How does a reverse mortgage work?
Over the past several years there have been several television commercials with spokesmen pitching reverse mortgages. However, it is still not a term that is very well understood by most people for a very good reason.
Mortgages come from lenders and are what people use to purchase homes, not earn money. However, the reverse mortgage is a unique arrangement that allows people who own their homes to acquire money while using their property as collateral.
In a simple explanation, a reverse mortgage is a loan that is secured by your property and designed to defer the mortgage interest. Reverse mortgages are not free money from the government, trading your home ownership for cash, or just for those desperate for money.
In fact, reverse mortgages can be a simple, practical way to get more money for the things that you need.
History of reverse mortgages
There are different types of reverse mortgages, but the most common is the Home Equity Conversion Mortgage (HCEM). Created in 1989 by the Federal Housing Administration, the HCEM basically takes a traditional mortgage and flips it on its head.
For example, a traditional mortgage requires the owner to pay monthly payments over a pre-specified period such at 15 to 30 years. However, with the reverse mortgage the interest is not due until the loan reaches its full maturity.
All that is required is the homeowner to reside on the property and pay the property taxes as well as the insurance. By complying with the rules, they can take advantage of not having to make regular payments on the money that is borrowed.
This means that your life does not change in that you still own your own home, pay the property taxes and insurance. As with any mortgage, you will receive a proper statement each month that details all the interest changes as well as the information on your balance.

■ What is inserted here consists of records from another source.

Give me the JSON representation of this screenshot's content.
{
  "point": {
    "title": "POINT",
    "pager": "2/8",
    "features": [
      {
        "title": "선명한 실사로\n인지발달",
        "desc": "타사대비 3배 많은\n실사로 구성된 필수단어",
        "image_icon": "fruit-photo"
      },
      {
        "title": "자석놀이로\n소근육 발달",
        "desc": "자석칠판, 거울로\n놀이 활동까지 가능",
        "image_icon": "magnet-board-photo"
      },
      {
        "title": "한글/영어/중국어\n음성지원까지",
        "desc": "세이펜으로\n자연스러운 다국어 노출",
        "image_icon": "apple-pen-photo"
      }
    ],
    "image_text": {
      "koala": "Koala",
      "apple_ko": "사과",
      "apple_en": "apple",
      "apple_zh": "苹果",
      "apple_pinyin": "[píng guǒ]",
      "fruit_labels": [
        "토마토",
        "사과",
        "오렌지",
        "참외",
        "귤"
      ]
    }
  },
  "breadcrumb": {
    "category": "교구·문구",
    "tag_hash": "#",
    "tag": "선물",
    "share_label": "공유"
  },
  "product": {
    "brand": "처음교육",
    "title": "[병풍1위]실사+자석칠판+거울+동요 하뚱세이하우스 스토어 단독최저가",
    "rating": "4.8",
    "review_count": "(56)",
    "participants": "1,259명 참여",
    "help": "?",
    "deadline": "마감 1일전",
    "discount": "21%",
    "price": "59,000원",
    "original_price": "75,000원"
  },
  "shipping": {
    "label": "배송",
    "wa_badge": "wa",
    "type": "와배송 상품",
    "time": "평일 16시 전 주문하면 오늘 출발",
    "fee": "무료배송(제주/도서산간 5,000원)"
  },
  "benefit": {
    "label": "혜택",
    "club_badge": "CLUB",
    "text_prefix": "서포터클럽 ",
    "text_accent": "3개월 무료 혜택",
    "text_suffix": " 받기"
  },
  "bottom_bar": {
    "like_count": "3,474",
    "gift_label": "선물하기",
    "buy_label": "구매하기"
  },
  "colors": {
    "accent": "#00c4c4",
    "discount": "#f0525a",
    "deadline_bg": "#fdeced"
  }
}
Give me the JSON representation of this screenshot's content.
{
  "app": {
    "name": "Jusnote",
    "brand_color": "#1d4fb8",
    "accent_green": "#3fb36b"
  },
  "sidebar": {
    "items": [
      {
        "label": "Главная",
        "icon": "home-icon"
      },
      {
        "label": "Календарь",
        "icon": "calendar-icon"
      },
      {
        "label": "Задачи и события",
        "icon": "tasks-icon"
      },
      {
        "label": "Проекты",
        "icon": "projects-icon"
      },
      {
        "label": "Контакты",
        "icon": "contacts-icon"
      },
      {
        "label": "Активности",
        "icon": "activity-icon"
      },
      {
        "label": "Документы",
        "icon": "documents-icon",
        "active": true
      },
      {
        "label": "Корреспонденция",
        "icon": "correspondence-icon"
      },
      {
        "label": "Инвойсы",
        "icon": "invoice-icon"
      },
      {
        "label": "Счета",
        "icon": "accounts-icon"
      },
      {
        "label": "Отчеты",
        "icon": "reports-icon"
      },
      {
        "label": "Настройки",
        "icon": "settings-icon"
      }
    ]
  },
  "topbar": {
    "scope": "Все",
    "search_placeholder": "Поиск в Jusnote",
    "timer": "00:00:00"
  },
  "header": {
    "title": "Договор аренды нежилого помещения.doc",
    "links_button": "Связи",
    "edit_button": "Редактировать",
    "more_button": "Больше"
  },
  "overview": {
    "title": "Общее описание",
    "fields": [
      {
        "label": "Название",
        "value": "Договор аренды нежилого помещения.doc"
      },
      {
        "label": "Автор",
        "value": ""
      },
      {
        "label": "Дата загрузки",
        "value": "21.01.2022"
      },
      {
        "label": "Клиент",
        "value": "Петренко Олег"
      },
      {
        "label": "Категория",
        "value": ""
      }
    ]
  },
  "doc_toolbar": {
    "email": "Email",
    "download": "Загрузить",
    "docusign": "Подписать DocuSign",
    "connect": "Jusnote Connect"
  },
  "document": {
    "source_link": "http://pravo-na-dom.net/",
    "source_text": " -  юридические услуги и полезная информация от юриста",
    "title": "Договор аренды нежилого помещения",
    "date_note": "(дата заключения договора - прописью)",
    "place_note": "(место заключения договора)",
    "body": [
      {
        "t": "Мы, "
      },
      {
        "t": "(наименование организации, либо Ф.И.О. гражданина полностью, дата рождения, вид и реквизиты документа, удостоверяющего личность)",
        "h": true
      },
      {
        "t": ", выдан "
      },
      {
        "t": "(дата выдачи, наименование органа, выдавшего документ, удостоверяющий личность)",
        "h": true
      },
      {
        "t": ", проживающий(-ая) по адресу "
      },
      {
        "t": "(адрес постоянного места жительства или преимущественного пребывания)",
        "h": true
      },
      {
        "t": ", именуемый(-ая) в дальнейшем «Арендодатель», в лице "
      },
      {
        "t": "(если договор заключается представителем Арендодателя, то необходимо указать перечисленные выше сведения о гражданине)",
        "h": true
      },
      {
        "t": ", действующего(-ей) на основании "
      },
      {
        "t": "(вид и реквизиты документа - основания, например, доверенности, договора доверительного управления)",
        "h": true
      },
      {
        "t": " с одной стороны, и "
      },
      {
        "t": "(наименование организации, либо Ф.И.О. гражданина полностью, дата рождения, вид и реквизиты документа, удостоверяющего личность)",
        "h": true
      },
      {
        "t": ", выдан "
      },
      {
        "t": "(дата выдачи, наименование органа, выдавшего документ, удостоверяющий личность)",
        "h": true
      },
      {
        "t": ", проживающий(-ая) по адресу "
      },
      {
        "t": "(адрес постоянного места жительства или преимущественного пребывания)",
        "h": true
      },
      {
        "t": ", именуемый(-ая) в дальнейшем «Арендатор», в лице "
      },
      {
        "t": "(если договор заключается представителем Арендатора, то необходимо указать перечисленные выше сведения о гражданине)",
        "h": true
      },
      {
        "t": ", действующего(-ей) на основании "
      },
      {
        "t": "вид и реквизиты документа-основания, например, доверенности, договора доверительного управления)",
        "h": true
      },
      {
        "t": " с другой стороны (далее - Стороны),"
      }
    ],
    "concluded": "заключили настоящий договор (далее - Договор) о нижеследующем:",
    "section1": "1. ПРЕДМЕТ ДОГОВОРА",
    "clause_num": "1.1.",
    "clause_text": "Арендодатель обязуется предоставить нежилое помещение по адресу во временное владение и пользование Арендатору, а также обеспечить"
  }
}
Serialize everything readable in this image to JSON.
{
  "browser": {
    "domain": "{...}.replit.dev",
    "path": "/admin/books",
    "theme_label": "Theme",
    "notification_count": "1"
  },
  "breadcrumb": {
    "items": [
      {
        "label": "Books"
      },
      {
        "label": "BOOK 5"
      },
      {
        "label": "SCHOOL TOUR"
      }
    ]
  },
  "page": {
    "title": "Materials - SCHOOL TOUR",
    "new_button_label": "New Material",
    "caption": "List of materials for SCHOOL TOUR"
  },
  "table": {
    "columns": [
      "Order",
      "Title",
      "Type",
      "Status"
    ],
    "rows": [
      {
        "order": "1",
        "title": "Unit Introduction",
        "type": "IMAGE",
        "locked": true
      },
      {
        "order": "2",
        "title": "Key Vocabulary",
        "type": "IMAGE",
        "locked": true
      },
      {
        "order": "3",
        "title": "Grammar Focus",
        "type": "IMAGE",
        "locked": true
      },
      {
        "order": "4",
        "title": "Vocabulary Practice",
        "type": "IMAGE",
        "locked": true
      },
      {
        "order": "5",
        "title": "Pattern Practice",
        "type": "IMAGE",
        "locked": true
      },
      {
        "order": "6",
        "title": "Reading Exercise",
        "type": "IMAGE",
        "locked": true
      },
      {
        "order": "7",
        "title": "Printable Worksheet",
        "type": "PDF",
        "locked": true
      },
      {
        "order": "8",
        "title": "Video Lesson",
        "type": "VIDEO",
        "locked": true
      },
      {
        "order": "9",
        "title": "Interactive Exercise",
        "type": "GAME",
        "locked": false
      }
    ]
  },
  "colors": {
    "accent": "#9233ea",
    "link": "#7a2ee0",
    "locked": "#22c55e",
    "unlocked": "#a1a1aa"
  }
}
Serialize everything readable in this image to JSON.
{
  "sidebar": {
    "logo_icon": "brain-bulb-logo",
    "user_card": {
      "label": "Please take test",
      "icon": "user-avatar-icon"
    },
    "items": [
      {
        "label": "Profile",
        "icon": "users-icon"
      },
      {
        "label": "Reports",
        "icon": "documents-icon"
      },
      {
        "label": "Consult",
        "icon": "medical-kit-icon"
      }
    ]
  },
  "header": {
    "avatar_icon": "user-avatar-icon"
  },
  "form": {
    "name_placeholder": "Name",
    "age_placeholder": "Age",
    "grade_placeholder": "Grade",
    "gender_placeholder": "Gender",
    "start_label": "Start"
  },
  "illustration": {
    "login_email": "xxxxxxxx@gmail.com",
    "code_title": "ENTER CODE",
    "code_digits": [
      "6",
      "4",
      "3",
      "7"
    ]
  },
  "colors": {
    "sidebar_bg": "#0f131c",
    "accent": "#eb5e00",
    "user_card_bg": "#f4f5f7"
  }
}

About the only difference is that there is no coupon or notice for you to send a monthly payment since it is not necessary.
Who qualifies for a reverse mortgage?
If you are a US citizen and permanent resident, you qualify for a reverse mortgage if you are 62 years old or older if you have built up substantial equity in your home. The overall loan amount that you can qualify for will depend on a few factors.
- Your Age
- Home Value
- Current Rates
Since the reverse mortgage is based on your home, there are no requirements in terms of your income or credit score. All that is required is that your home is considered a primary residence and you continue to pay the property taxes and home insurance.
Why choose a reverse mortgage?
There are several reasons why you should choose a reverse mortgage if you are in need of additional money to pay bills, purchase new things, or simply have a greater supply of cash to rely upon for the unexpected.
Repayment of Loan: You can repay the loan voluntarily. However, the balance is not due until the last borrower passes away or makes another home their primary residence.
Your heirs will be given up to a full year to sell or payback the loan itself. If either event does not occur, the lender will foreclose on the home. However, if you should sell the home for less than what was borrowed, the government mortgage insurance that is part of the reverse mortgage will make up the difference.
No Penalty for Payment: One of the niftiest advantages is that you can make voluntary payments on the mortgage interest either in part or full without any penalty. In addition, you can also deduct the mortgage interest just as you would with a traditional home loan or even pay off the entire loan at any time.
Avoid Potential Debt for Heirs: There are those who believe that a reverse mortgage will allow the bank to swallow up all the equity of the home and leave your heirs with a mountain of debt. That is simply not the case. While no one can predict the rate that your home will appreciate, your heir will still have options even with the reverse mortgage.
Tax Paid: Because the money that is received from a reverse mortgage is not considered income, it will not be taxed like income.
This it because you are borrowing against the money that you have already put into the home and that would be double taxation.
Downsides of a reverse mortgage
One potential downside is that while reverse mortgages do not affect your ability to obtain public benefits such as from social security or Medicare, having excess funds to your income may change the type of qualifications that you have with needs based programs such as SSI and Medicaid.
So, be sure you fully understand the ramifications of what a reverse mortgage can do before taking one out.
Who reverse mortgages work for best
A reverse mortgage is really for anyone who owns their home that has substantial equity and they need money to meet their current needs. A reverse mortgage is a better option that traditional borrowing because you will never be in danger of having to lose your home if it is your primary residence.
Whether you need the money for a particular event such as medical expenses or simply want to have more cash on hand, then a reverse mortgage may be right for you.
However, a reverse mortgage is not recommended for those who play on moving soon or within the foreseeable future as that will break the contract and the money borrowed will have to be paid back.
You will need to fully understand all the ramifications of a reverse mortgage before taking one out for you and your family. If you are not planning on moving anytime soon, then this is an excellent way to get extra money with far fewer downsides that traditional borrowing.
However, it is important that you have the reverse mortgage reviewed by a trusted third party so that you are getting what you expect. In addition, you will want to look at the HECM reverse mortgage as that is the one with federal safeguards put into place for your protection.
When researching a reverse mortgage, it’s important to speak to your family and trusted financial advisor to weigh both the pros and cons.